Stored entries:
--- START ---
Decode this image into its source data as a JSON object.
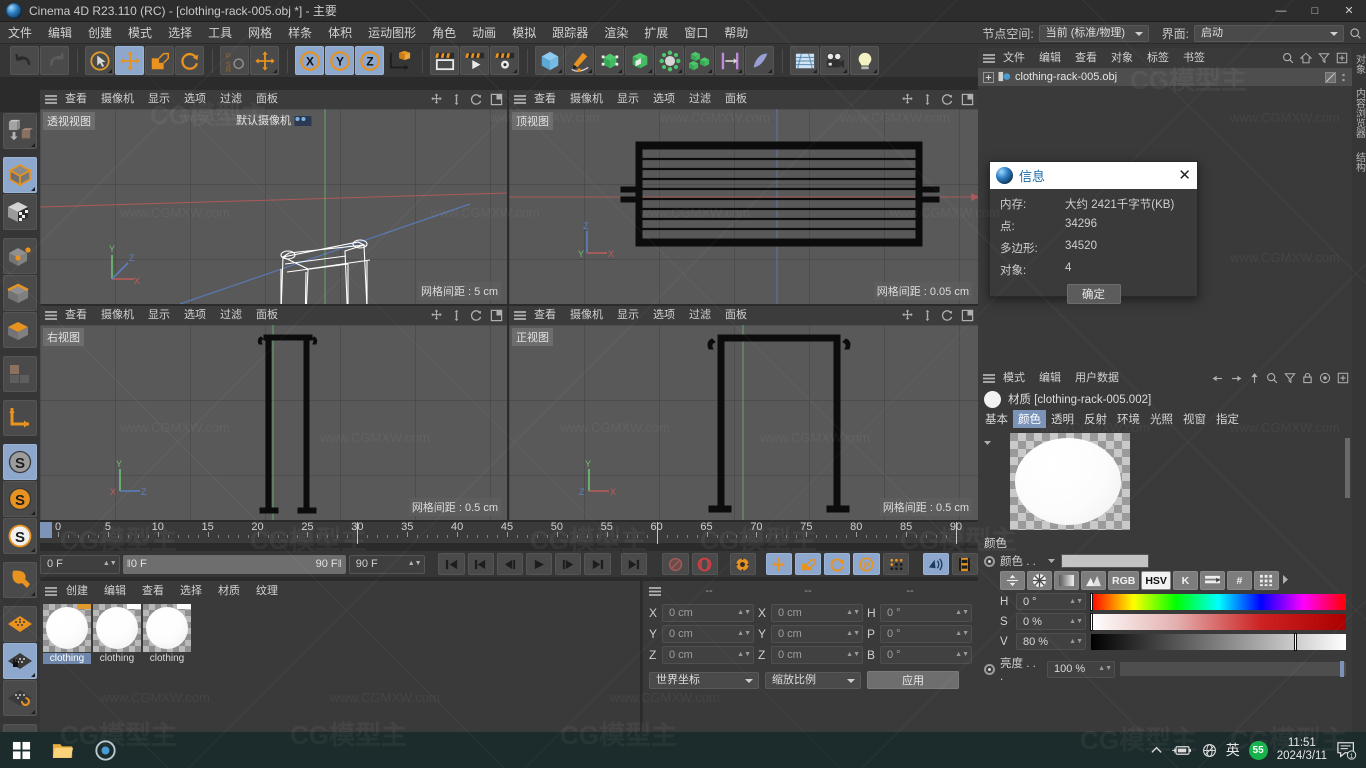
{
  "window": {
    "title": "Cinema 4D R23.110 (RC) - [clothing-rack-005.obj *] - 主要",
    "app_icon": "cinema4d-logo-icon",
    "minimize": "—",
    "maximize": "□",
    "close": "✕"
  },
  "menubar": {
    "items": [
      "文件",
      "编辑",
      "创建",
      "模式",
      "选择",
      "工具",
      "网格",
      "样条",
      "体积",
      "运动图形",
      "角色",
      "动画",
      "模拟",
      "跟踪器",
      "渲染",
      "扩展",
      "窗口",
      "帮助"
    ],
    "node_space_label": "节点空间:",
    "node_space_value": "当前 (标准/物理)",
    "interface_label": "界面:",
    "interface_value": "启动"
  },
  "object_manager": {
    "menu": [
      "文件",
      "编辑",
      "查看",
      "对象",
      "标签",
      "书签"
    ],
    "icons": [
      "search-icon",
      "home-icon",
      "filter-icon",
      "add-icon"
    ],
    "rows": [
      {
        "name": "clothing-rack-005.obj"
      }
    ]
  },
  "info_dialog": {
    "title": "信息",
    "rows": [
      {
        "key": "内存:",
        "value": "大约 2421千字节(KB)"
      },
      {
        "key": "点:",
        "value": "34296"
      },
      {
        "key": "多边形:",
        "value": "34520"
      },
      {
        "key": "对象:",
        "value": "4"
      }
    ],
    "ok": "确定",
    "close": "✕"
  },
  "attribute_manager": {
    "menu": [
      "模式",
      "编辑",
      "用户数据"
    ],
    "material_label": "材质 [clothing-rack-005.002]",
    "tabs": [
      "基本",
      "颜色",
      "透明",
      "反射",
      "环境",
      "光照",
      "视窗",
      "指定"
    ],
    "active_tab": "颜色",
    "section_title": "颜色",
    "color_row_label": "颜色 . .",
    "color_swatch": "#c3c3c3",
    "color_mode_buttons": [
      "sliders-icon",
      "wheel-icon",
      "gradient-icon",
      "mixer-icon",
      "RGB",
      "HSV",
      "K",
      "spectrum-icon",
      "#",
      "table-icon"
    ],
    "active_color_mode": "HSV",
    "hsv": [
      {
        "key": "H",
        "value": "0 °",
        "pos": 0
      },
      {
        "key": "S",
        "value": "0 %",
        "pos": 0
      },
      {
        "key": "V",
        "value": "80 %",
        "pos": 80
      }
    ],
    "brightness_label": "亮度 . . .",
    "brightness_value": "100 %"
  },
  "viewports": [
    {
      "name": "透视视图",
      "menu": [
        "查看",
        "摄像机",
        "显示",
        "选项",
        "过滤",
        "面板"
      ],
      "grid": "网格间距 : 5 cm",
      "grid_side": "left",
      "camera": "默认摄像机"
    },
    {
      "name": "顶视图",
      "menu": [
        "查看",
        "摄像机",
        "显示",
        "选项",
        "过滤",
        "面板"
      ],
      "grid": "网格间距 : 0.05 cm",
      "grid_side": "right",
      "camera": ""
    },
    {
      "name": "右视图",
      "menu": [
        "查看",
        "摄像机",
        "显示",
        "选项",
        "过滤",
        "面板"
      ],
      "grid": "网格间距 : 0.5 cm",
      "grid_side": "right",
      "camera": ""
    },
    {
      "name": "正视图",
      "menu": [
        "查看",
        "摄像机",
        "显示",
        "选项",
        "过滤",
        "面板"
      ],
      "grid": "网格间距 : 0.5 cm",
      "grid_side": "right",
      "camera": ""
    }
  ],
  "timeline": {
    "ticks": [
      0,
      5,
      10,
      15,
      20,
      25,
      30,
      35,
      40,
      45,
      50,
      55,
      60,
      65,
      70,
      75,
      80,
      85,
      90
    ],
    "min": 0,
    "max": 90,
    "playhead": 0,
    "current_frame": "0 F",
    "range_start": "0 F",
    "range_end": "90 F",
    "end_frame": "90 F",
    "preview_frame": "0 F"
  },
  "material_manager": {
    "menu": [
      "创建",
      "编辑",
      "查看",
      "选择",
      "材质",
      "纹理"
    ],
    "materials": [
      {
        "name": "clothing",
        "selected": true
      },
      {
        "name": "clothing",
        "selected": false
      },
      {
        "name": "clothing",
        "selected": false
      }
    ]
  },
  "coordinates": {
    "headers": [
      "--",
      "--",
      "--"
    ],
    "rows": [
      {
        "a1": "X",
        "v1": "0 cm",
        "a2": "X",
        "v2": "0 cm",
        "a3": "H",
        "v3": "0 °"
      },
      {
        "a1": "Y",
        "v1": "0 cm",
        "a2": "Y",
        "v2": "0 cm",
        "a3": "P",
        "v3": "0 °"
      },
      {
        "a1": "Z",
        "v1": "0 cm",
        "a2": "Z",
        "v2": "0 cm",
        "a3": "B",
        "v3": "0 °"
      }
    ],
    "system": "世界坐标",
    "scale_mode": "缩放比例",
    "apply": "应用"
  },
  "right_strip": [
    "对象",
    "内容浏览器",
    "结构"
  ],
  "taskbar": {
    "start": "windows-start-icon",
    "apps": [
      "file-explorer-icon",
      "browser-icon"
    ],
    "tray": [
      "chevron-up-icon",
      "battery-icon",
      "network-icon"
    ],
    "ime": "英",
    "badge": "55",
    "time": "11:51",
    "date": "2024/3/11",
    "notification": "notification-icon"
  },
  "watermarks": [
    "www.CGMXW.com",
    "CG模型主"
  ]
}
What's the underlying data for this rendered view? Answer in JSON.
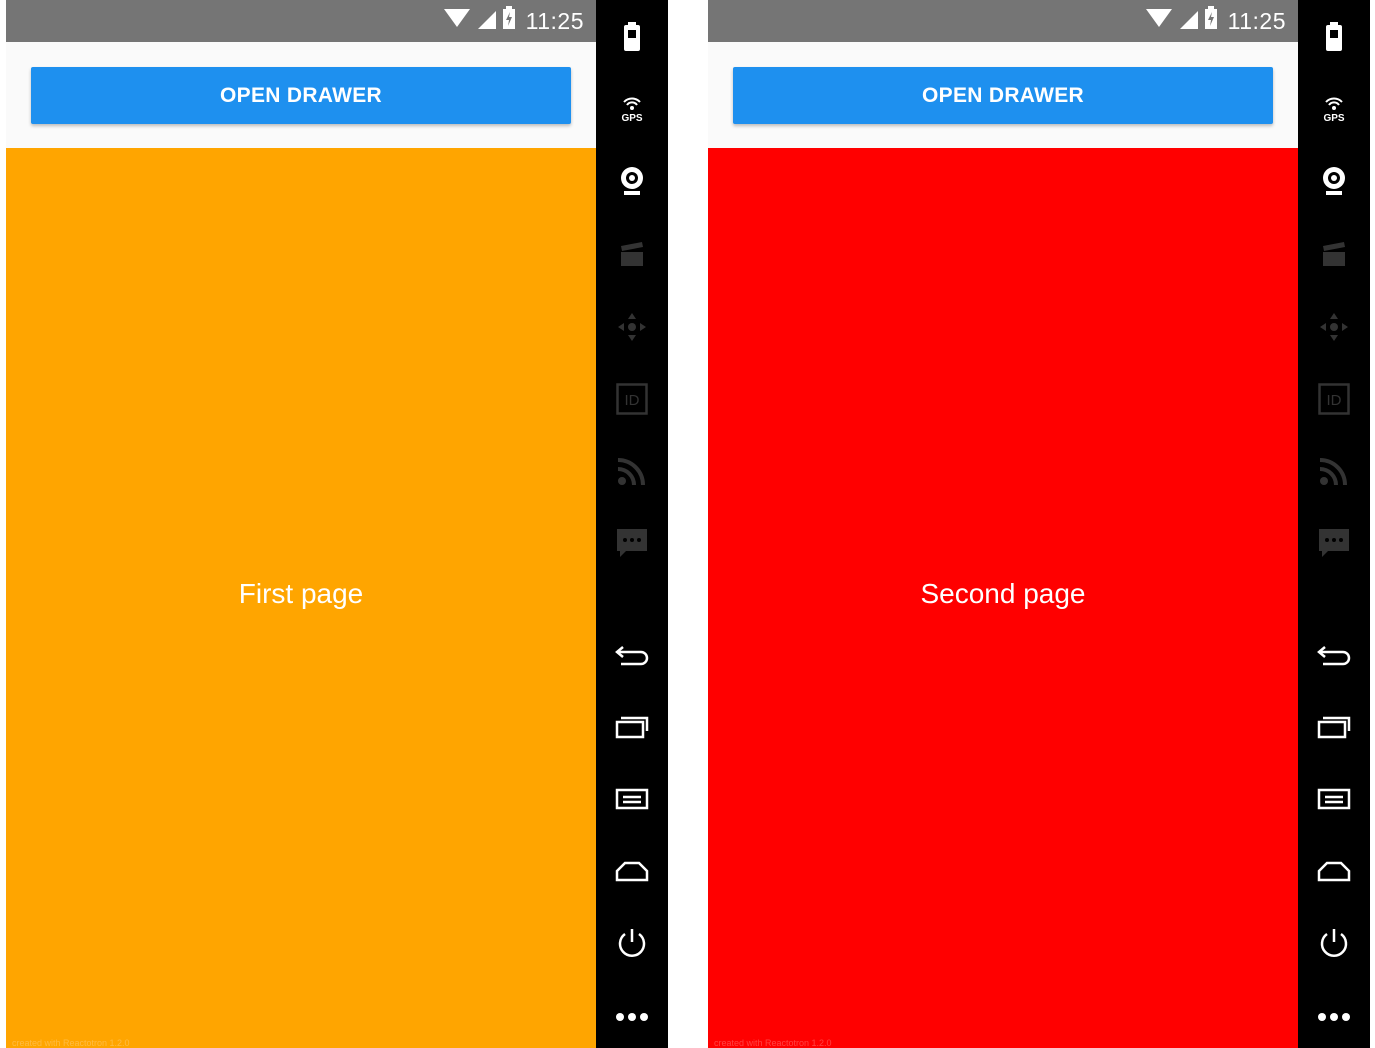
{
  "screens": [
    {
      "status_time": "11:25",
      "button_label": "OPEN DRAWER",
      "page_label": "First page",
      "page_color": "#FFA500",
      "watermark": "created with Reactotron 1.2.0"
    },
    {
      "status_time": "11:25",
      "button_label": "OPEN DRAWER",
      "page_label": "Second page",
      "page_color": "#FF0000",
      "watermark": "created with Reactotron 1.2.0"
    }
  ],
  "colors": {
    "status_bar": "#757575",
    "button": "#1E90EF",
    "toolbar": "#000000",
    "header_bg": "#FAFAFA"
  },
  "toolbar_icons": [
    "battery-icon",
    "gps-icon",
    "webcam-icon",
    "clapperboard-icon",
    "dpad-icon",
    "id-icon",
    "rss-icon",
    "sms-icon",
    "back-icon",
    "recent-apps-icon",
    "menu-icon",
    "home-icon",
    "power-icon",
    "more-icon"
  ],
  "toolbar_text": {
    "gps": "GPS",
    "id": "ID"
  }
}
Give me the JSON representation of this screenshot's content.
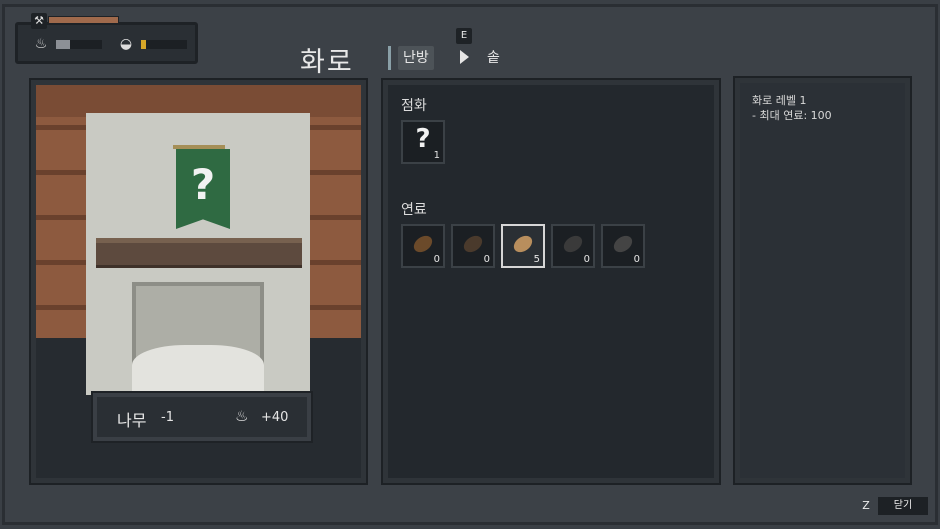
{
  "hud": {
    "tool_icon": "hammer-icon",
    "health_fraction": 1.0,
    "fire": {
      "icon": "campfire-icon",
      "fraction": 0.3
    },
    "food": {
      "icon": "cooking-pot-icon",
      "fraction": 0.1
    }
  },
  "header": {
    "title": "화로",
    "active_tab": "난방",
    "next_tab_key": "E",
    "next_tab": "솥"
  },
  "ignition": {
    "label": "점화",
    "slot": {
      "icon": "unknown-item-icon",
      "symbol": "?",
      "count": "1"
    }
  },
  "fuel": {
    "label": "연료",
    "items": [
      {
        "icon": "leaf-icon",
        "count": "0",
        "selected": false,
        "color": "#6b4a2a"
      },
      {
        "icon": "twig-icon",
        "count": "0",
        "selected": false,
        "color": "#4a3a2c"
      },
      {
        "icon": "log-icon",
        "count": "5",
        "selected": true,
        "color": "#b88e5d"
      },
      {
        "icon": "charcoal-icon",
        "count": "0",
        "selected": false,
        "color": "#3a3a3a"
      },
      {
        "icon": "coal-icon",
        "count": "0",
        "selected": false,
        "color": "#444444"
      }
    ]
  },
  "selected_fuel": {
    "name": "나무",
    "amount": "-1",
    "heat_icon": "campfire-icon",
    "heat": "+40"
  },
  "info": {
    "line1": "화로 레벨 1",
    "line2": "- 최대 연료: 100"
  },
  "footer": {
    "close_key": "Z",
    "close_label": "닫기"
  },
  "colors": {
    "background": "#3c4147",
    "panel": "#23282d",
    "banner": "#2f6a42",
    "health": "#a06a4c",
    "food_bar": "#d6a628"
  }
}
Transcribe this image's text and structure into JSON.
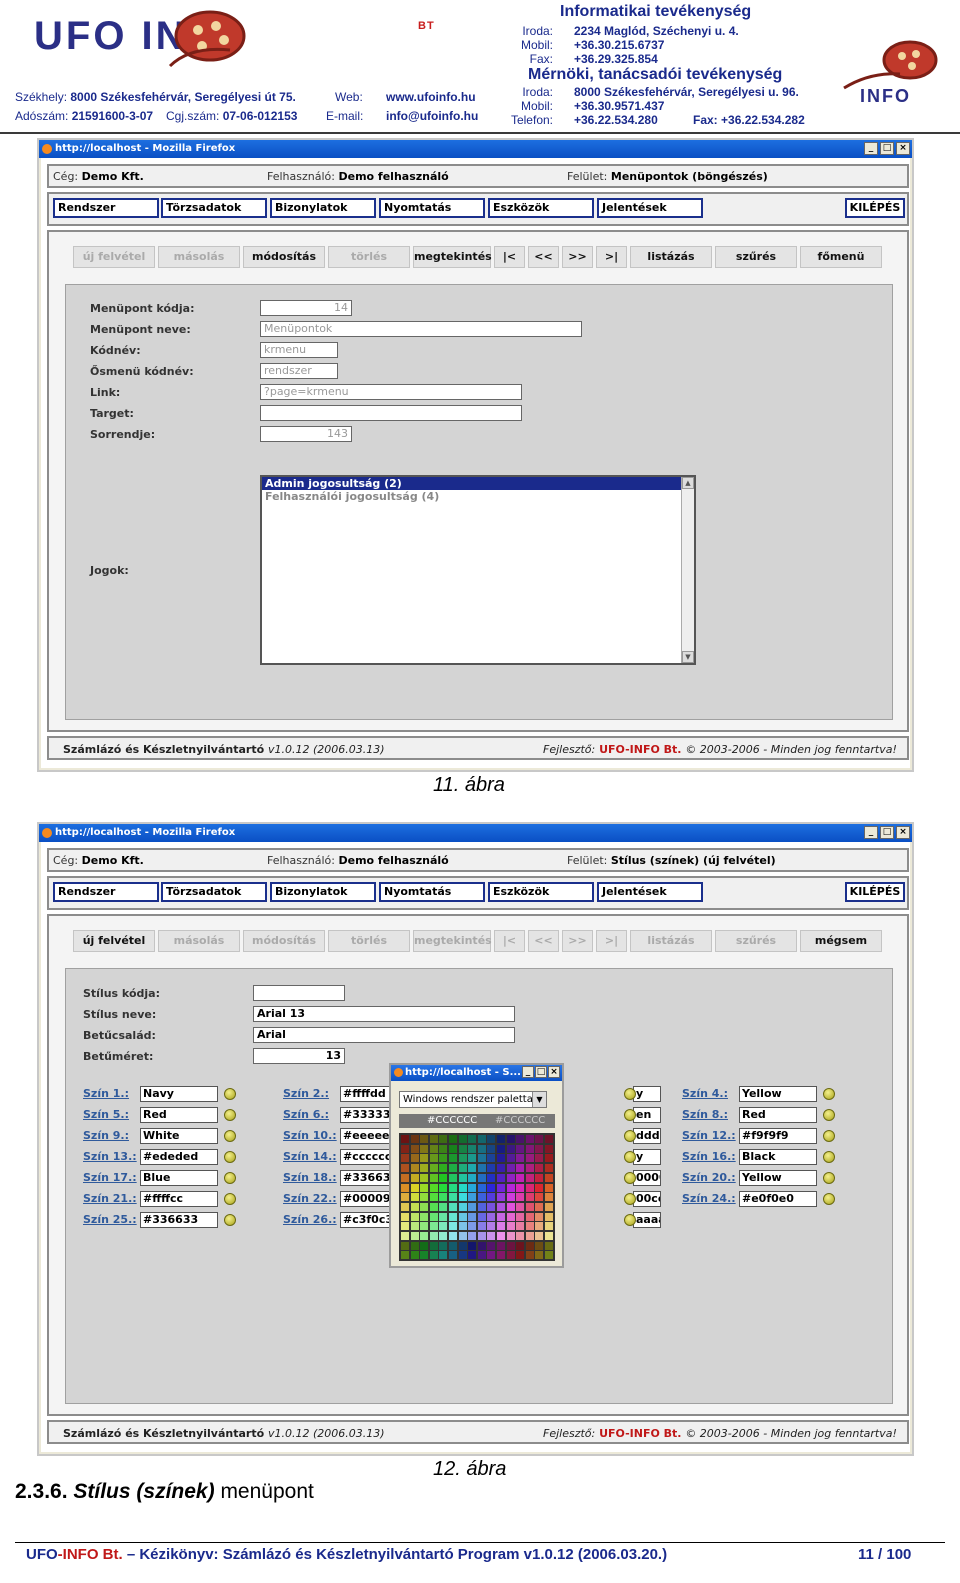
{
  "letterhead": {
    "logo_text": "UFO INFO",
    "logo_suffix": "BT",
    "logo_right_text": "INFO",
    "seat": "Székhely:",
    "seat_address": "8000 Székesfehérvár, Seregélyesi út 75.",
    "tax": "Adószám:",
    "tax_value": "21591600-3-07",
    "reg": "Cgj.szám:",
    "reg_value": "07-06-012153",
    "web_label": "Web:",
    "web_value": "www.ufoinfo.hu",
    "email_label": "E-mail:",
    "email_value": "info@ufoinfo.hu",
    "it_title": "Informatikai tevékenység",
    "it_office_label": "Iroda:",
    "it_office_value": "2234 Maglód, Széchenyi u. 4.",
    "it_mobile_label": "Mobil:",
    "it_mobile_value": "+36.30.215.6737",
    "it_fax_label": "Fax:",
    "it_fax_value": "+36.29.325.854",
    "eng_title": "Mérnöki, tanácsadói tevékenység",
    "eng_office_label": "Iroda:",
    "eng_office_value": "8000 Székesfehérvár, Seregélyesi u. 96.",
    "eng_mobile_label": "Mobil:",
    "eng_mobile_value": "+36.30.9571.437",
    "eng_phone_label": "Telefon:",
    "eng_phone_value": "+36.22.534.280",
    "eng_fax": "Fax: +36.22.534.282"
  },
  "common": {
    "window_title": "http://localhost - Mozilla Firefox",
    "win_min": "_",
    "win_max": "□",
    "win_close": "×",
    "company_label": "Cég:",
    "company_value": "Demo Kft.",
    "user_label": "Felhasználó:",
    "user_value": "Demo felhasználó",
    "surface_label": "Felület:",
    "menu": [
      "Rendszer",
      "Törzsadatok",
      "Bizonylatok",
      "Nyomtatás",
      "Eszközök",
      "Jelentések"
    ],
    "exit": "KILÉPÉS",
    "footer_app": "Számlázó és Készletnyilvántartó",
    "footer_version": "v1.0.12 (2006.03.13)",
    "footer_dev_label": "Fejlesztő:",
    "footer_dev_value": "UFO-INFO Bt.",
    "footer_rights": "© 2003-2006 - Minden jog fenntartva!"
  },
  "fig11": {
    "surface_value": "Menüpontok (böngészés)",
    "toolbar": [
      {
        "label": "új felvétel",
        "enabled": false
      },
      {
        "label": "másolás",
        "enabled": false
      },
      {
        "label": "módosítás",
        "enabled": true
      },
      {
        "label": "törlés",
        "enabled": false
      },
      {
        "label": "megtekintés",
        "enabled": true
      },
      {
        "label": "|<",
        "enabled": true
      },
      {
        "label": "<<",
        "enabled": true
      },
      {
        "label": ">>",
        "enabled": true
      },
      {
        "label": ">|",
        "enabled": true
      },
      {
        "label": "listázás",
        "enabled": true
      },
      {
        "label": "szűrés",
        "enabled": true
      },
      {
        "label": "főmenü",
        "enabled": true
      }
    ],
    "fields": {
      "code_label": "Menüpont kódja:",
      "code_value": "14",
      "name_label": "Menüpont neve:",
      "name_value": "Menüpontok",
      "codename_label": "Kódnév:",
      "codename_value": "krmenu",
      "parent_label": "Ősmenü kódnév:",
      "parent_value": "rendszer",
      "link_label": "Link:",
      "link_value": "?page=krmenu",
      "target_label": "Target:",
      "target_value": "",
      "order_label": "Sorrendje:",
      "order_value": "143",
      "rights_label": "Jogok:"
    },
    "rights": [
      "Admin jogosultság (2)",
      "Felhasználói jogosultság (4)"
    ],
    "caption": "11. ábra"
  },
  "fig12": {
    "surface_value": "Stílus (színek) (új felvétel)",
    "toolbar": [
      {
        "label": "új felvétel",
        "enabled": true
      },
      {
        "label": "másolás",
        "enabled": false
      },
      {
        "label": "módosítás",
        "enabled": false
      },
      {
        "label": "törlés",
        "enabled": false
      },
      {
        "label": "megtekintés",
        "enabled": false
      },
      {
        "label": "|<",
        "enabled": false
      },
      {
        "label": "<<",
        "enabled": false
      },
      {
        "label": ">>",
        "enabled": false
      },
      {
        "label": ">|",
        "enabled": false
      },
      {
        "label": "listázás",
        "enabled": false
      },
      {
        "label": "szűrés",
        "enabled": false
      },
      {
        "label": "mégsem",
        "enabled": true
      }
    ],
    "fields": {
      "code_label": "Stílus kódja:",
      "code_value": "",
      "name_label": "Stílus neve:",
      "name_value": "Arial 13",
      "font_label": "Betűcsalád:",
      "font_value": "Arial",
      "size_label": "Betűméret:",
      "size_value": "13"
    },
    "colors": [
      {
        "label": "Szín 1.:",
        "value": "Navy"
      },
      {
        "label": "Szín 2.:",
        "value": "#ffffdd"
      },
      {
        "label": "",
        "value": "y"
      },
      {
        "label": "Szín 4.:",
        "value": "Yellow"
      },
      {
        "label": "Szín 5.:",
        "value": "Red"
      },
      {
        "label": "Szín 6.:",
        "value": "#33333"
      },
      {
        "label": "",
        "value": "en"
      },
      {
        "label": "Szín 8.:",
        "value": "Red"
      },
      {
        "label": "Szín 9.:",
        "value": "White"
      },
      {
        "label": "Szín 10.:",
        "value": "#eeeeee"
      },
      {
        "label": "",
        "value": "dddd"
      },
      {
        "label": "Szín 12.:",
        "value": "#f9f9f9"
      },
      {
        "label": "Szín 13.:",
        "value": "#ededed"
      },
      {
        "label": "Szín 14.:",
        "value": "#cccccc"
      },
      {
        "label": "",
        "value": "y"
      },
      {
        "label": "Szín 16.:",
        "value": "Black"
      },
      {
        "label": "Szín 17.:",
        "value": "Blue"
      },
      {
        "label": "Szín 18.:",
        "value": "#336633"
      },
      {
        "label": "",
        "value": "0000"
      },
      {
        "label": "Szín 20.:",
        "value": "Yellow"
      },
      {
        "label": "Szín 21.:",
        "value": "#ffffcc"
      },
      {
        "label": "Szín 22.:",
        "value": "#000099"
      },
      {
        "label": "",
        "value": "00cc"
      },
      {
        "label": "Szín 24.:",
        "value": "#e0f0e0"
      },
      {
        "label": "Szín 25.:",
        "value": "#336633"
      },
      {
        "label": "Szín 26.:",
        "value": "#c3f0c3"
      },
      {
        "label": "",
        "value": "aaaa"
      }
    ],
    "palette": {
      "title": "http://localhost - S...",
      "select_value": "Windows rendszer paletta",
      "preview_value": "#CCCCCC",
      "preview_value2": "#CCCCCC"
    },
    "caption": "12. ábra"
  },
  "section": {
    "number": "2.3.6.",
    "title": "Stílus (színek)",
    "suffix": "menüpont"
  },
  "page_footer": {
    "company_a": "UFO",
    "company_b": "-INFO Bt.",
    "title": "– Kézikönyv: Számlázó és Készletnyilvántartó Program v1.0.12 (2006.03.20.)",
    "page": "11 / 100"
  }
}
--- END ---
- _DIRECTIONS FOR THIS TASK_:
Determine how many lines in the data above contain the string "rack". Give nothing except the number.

- _WRITTEN SOLUTION_:
3